The National Institute for Health and Care Research, estimates that around 6% of people – three million in all - have chronic kidney disease (CKD). At Benenden Hospital, we treat patients with urology-related kidney problems and can refer you to another hospital for kidney disease treatment. Read our article to learn what to look out for and kickstart your kidney’s health.
What role do kidneys play?
Most people have two kidneys, but it’s possible to lead a healthy life with only one. The main job of your kidneys is to cleanse the blood of toxins and turn the waste into urine.
They also produce some essential hormones and keep electrolytes and water content of the body at the right level. The hormones produced include renin which helps control your blood pressure, vitamin D to maintain strong bones and erythropoietin which helps with the production of red blood cells.
There are around one million filtering units, called nephrons, in each kidney which enables all these functions to happen.
What are the causes of kidney disease?
For a lot of people in the UK, improper management of diabetes and high blood pressure will likely have contributed to their kidney disease (a term used to describe any abnormalities of your kidneys). Cardiovascular disease, a family history of kidney disease, being from a minority ethnic group, smoking, being overweight or obese and using ‘hard drugs’ such as cocaine and heroin, can all increase your risk of developing kidney disease.
What are the symptoms of kidney disease?
Almost one in two people with chronic kidney disease are undiagnosed and many do not realise they have the condition because it has few symptoms in the early stages (National Institute for Health and Care Research). Your body is usually able to cope with a significant reduction in kidney function and kidney disease is often only diagnosed at this early stage if a routine test is carried out such a blood or urine test.
A number of symptoms can develop if kidney disease is not found early or it gets worse despite treatment, such as:
- Blood in your pee and needing to pee more (especially at night)
- Headaches and feeling sick
- Tiredness and insomnia
- Weight loss and poor appetite
- Swollen ankles, feet or hands – as a result of water retention
- Itchy skin
- Muscle cramps
- Shortness of breath
- Erectile dysfunction in men
How can I prevent kidney disease?
1. Avoid developing diabetes and hypertension
The best way to prevent kidney disease is to avoid developing late onset diabetes and hypertension. You can do this by maintaining a healthy weight, keeping active and by not smoking.
If you’re being treated for either of these follow your GP, Consultant or Nurse’s advice and if you’re unsure ask questions and check. It’s also worth asking to have your kidney function checked regularly by having tests done on your blood or urine.
2. Eat a healthy, balanced diet
A balanced diet will also reduce your risk of developing kidney disease by keeping your heart and body healthy. Your diet should include:
- Plenty of fruit and vegetables – aim for at least five portions a day
- Meals that include starchy foods, such as potatoes, wholegrain bread, rice or pasta
- Boil food rather than fried food
- Some beans or pulses, fish, eggs, or meat as a source of protein
- Low levels of saturated fat, salt and sugar

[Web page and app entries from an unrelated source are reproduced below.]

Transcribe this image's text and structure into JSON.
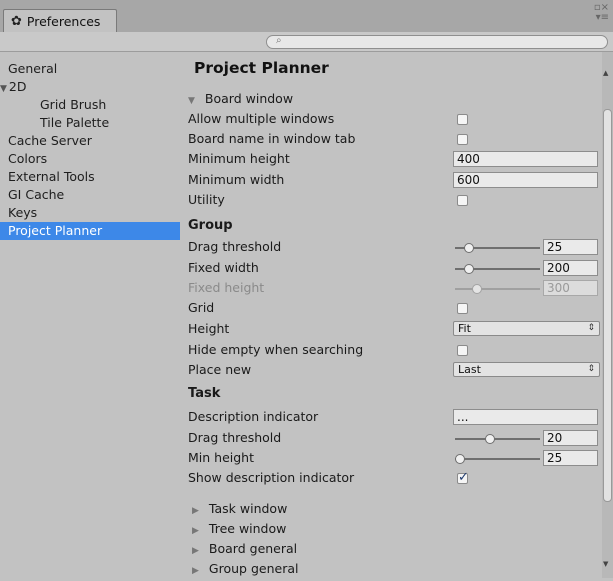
{
  "window": {
    "tab_icon": "gear-icon",
    "tab_title": "Preferences",
    "controls_glyph_1": "▫×",
    "controls_glyph_2": "▾≡"
  },
  "search": {
    "value": "",
    "placeholder": ""
  },
  "sidebar": {
    "items": [
      {
        "label": "General",
        "selected": false
      },
      {
        "label": "2D",
        "selected": false,
        "expanded": true
      },
      {
        "label": "Grid Brush",
        "selected": false
      },
      {
        "label": "Tile Palette",
        "selected": false
      },
      {
        "label": "Cache Server",
        "selected": false
      },
      {
        "label": "Colors",
        "selected": false
      },
      {
        "label": "External Tools",
        "selected": false
      },
      {
        "label": "GI Cache",
        "selected": false
      },
      {
        "label": "Keys",
        "selected": false
      },
      {
        "label": "Project Planner",
        "selected": true
      }
    ],
    "selected_color": "#3d88e8"
  },
  "main": {
    "title": "Project Planner",
    "board_window": {
      "label": "Board window",
      "expanded": true,
      "allow_multiple_windows": {
        "label": "Allow multiple windows",
        "checked": false
      },
      "board_name_in_tab": {
        "label": "Board name in window tab",
        "checked": false
      },
      "minimum_height": {
        "label": "Minimum height",
        "value": "400"
      },
      "minimum_width": {
        "label": "Minimum width",
        "value": "600"
      },
      "utility": {
        "label": "Utility",
        "checked": false
      }
    },
    "group": {
      "title": "Group",
      "drag_threshold": {
        "label": "Drag threshold",
        "value": "25",
        "level": 0.25
      },
      "fixed_width": {
        "label": "Fixed width",
        "value": "200",
        "level": 0.25
      },
      "fixed_height": {
        "label": "Fixed height",
        "value": "300",
        "level": 0.3,
        "disabled": true
      },
      "grid": {
        "label": "Grid",
        "checked": false
      },
      "height": {
        "label": "Height",
        "value": "Fit"
      },
      "hide_empty": {
        "label": "Hide empty when searching",
        "checked": false
      },
      "place_new": {
        "label": "Place new",
        "value": "Last"
      }
    },
    "task": {
      "title": "Task",
      "description_indicator": {
        "label": "Description indicator",
        "value": "..."
      },
      "drag_threshold": {
        "label": "Drag threshold",
        "value": "20",
        "level": 0.35
      },
      "min_height": {
        "label": "Min height",
        "value": "25",
        "level": 0.0
      },
      "show_description_indicator": {
        "label": "Show description indicator",
        "checked": true
      }
    },
    "collapsed_sections": [
      "Task window",
      "Tree window",
      "Board general",
      "Group general"
    ]
  }
}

- Fat free or low fat milk or milk products
3. Drink plenty of water (but not too much)
Another way to keep your kidneys healthy is to stay well hydrated. Water is best - about four pints for women and five for men daily, which you need to increase if unwell or in sunny weather.
How can kidney disease be treated?
According to the World Kidney Day charity, between eight and 10% of the adult population have some form of kidney damage, and every year millions die prematurely of complications related to Chronic Kidney Diseases (CKD).
Unfortunately, there's no cure for chronic kidney disease (CKD), but treatment can help relieve the symptoms. The treatment you’re recommended will depend on the stage of your CKD. The main treatments are:
- Lifestyle changes – as with preventing kidney disease, eating clean, drinking water and exercising can help you stay as healthy as possible
- Medicine – statins can help to reduce your risk of developing cardiovascular disease. Medicines can also control associated problems, such as high blood pressure and high cholesterol
- Dialysis – treatment to replicate some of the kidney's functions. This is more necessary in a later stage of the disease
- Kidney transplant – this may also be necessary for advanced (stage five) kidney disease
Fast access to urology treatment at Benenden Hospital
Although we can’t treat kidney disease at our hospital, we can treat patients with urology-related kidney problems, including kidney stones.
Urology deals with diseases of the male and female urinary tract (kidneys, ureters, bladder and urethra) and the male reproductive organs (penis, testes, scrotum and prostate). We offer a range of private urology treatments and services in a comfortable and reassuring environment.
You can book an appointment with one of our Consultants by completing our online booking form or by contacting our Private Patient Team via Livechat or on 01580 363158.
Published on 09 March 2023